By Sandra Schulman
Floating bones and flowers in the Southwestern sky are the most famous images produced by Georgia O’Keeffe. As a woman and an artist, O’Keeffe was a mass of artful contradictions, due to her sensual abstract work and her monastic personal style.
As her life as an artist evolved, she became a self-created masterpiece with a progressive, independent lifestyle crafted through her clothing and the way she posed for the camera for some of the world’s top photographers.
A new exhibition at the Norton, Georgia O’Keeffe: Living Modern, brings all these elements together for the first time to give an eye-opening understanding of O’Keefe with her wardrobe alongside key paintings and photographs of O’Keeffe and her homes by Alfred Stieglitz, Ansel Adams, Annie Leibovitz, Philippe Halsman, Yousuf Karsh, Cecil Beaton, Andy Warhol, Bruce Weber, Todd Webb, and others.
The knockout show is the largest the Norton has produced since its $100 million renovation. It walks viewers through her life in sections separated in different colored rooms that start with her early school years, when O’Keeffe began to don severe clothing, a signature that would continue the rest of her life with a mostly black-and-white palette, shawls, capes, buttoned-up-to-the-neck blouses and big-brimmed black hats.

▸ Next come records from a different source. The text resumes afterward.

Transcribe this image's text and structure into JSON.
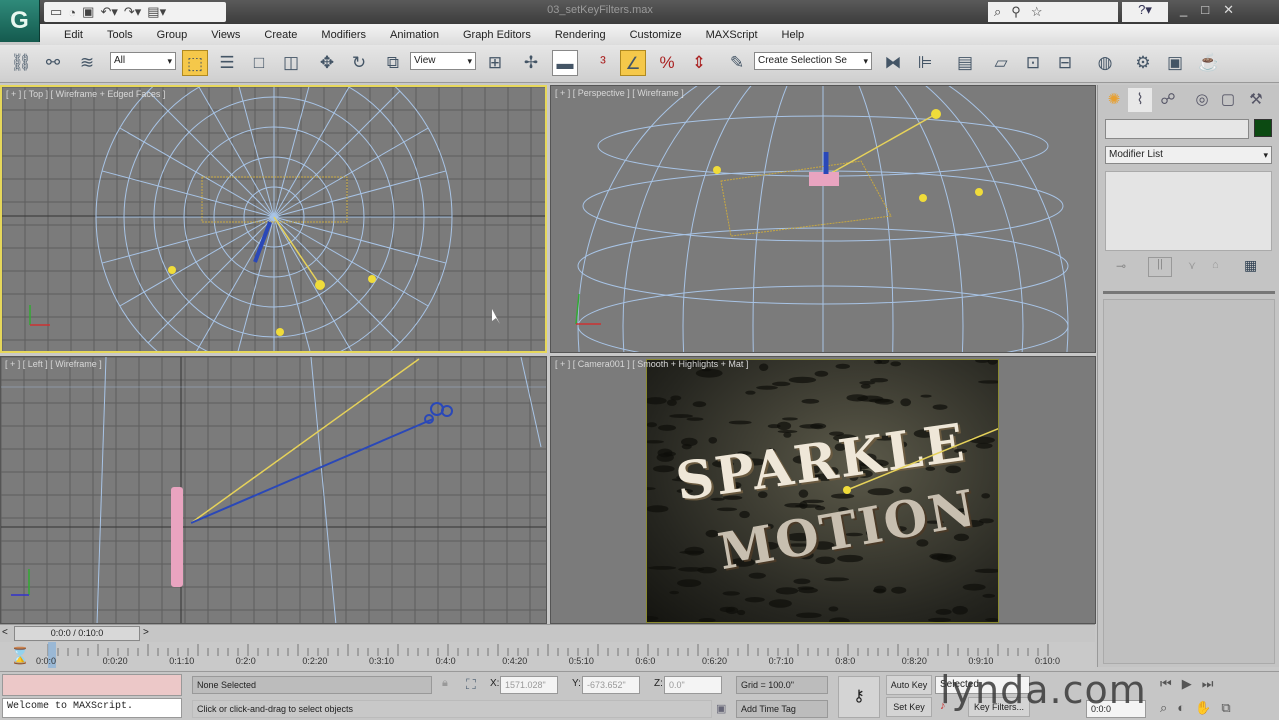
{
  "app": {
    "title": "03_setKeyFilters.max",
    "logo": "3ds Max logo"
  },
  "quick_access": [
    "new-icon",
    "open-icon",
    "save-icon",
    "undo-icon",
    "redo-icon",
    "project-icon"
  ],
  "menu": [
    "Edit",
    "Tools",
    "Group",
    "Views",
    "Create",
    "Modifiers",
    "Animation",
    "Graph Editors",
    "Rendering",
    "Customize",
    "MAXScript",
    "Help"
  ],
  "toolbar": {
    "selection_filter": "All",
    "reference_coord": "View",
    "named_selection": "Create Selection Se"
  },
  "viewports": [
    {
      "label": "[ + ] [ Top ] [ Wireframe + Edged Faces ]"
    },
    {
      "label": "[ + ] [ Perspective ] [ Wireframe ]"
    },
    {
      "label": "[ + ] [ Left ] [ Wireframe ]"
    },
    {
      "label": "[ + ] [ Camera001 ] [ Smooth + Highlights + Mat ]"
    }
  ],
  "render_text": {
    "line1": "SPARKLE",
    "line2": "MOTION"
  },
  "command_panel": {
    "name_value": "",
    "modifier_list": "Modifier List",
    "color": "#0c4a12"
  },
  "time_slider": {
    "label": "0:0:0 / 0:10:0",
    "progress": 0
  },
  "track_ticks": [
    "0:0:0",
    "0:0:20",
    "0:1:10",
    "0:2:0",
    "0:2:20",
    "0:3:10",
    "0:4:0",
    "0:4:20",
    "0:5:10",
    "0:6:0",
    "0:6:20",
    "0:7:10",
    "0:8:0",
    "0:8:20",
    "0:9:10",
    "0:10:0"
  ],
  "status": {
    "maxscript_output": "Welcome to MAXScript.",
    "selection": "None Selected",
    "prompt": "Click or click-and-drag to select objects",
    "x": "1571.028\"",
    "y": "-673.652\"",
    "z": "0.0\"",
    "grid": "Grid = 100.0\"",
    "add_time_tag": "Add Time Tag",
    "auto_key": "Auto Key",
    "set_key": "Set Key",
    "key_mode": "Selected",
    "key_filters": "Key Filters...",
    "frame": "0:0:0"
  },
  "watermark": "lynda.com"
}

A film loop of O’Keeffe and her mentor lover Alfred Steiglitz bounding through the streets of 1940s New York is exuberant as the couple cloak themselves in their joy of the energy of the big city. O’Keeffe painted the bridges and skylines of Manhattan – a wonderful bridge painting is on display here – that shows her veering into abstraction even then.

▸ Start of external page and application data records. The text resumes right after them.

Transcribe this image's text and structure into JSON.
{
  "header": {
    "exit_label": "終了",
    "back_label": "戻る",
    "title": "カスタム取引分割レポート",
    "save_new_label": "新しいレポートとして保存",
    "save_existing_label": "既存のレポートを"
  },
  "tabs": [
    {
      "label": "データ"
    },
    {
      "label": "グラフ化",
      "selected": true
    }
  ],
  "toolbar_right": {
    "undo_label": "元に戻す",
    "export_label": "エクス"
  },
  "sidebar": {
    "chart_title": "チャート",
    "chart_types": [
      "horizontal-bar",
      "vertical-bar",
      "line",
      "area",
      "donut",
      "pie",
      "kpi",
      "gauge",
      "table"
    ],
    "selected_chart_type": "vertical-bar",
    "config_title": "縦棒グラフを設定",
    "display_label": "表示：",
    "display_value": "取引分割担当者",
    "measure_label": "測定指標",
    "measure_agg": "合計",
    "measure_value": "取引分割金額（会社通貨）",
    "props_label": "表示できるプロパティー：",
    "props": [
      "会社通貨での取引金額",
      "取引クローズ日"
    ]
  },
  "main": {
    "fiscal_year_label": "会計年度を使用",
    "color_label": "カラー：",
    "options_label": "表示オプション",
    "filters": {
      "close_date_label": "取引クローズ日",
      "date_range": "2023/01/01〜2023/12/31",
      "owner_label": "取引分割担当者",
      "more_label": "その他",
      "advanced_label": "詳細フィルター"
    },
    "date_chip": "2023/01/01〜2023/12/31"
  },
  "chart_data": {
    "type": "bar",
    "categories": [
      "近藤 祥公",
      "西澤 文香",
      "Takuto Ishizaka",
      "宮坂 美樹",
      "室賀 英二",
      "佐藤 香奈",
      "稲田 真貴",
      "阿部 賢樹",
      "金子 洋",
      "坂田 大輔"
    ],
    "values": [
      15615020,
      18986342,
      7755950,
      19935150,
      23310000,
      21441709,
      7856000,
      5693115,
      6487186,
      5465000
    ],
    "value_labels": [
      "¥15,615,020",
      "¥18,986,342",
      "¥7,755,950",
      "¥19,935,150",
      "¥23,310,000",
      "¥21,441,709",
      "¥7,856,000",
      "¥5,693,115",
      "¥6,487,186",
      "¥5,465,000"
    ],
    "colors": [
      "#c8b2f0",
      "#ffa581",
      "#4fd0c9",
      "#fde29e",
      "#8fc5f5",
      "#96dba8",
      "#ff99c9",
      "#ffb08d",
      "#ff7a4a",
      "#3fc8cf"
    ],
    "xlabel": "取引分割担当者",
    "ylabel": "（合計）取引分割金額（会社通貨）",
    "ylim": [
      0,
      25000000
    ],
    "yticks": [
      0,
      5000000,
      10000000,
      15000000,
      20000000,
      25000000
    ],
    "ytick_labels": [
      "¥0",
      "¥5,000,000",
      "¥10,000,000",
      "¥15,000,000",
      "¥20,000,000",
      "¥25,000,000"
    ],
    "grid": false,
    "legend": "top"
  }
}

But her love affair with New York wore off as a coveted commission for Radio City Music Hall fell through along with her relationship. She decamped to New Mexico, where the colors and skies and hills and stark wildness of the place enchanted her and became her most famous subject.

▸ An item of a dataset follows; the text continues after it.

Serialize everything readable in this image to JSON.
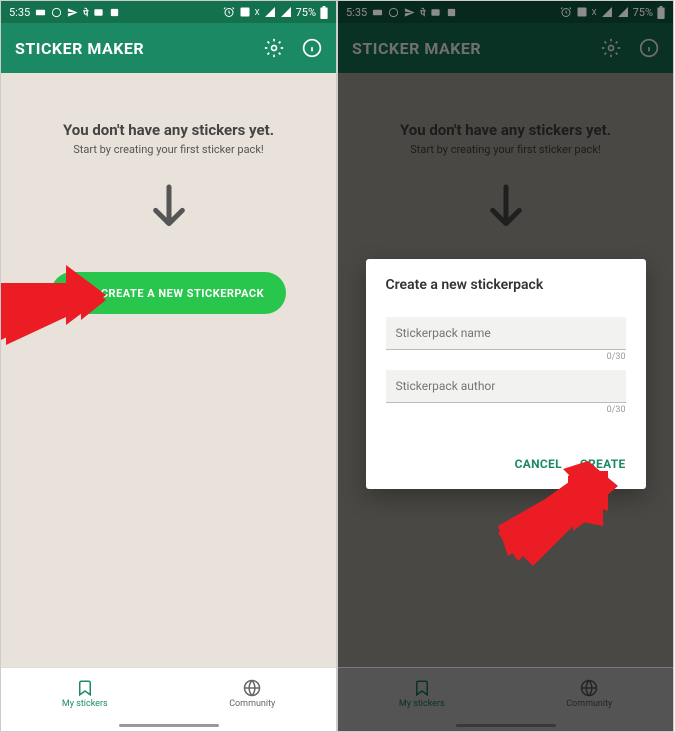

The clothing on display here mimics her artistic journey. O’Keeffe sewed many of the garments herself, and wore petite Ferragamo ballet flats in a just a few colors. When she found an item she liked, she repurchased it in many fabrics, as displayed in a rack of eight wrap dresses all the same in shades of black, gray, white, blue and a rare pink number.
Her flat black Mexican-style hat gets its own case here along with one of her bandannas. The most impressive piece is a pin made for her by the sculptor Alexander Calder that mimics her initials: “OK” – she wears it constantly in photos alongside the glass case-enclosed pin.
She seemed to always know how to present herself, as seen in the intimate photos taken of her by Stieglitz. Her celebrity brought the world’s most famous photographers to the desert. The portraits on display here are staggering in their depictions of this stoic high priestess loner of the desert, stalking the sands of New Mexico with her dogs in black crepe dresses and in her rock-and-bone-filled adobe home called Ghost Ranch.
She lived almost 100 years. After Stieglitz’s death, she lived permanently in New Mexico, though she traveled to Hawaii and Japan and created a body of work inspired by the zen nature of the Far East.
Her painted flowers became controversial symbols of femininity. She said: “When you take a flower in your hand and really look at it, it’s your world for the moment. I want to give that world to someone else. Most people in the city rush around so, they have no time to look at a flower. I want them to see it whether they want to or not,” she said.
O’Keeffe refused to join the feminist art movements or cooperate with any all-women projects, as she disliked being called a “woman artist” and wanted to be considered just an “artist.”
O’Keeffe became frail in her late 90s, moved closer to the nearby city of Santa Fe in 1984, and died on March 6, 1986, at the age of 98. Her body was cremated and her ashes were scattered, as she wished, on the land around Ghost Ranch. After her death, the Georgia O’Keeffe Museum was established in Santa Fe.
“I’ve been absolutely terrified every moment of my life — and I’ve never let it keep me from doing a single thing I wanted to do,” she said towards the end. “Filling a space in a meaningful way, that is what art means to me.”
The serene gaze, the tough spirit, the severe clothes and the cinematic quality of the portraits of her give this show a never-before-seen intimate feel for the life well lived by this extraordinary artist and true American original.
Georgia O’Keeffe: Living Modern runs through Feb. 2 at the Norton Museum of Art, West Palm Beach. Admission: $18, except Friday and Saturday, when admission is free; hours: 10 am to 5 pm Monday, Tuesday, Thursday and Saturday; 11 am to 5 pm Sunday; 10 am to 10 pm Fridays. Call 832-5196 or visit www.norton.org for more information.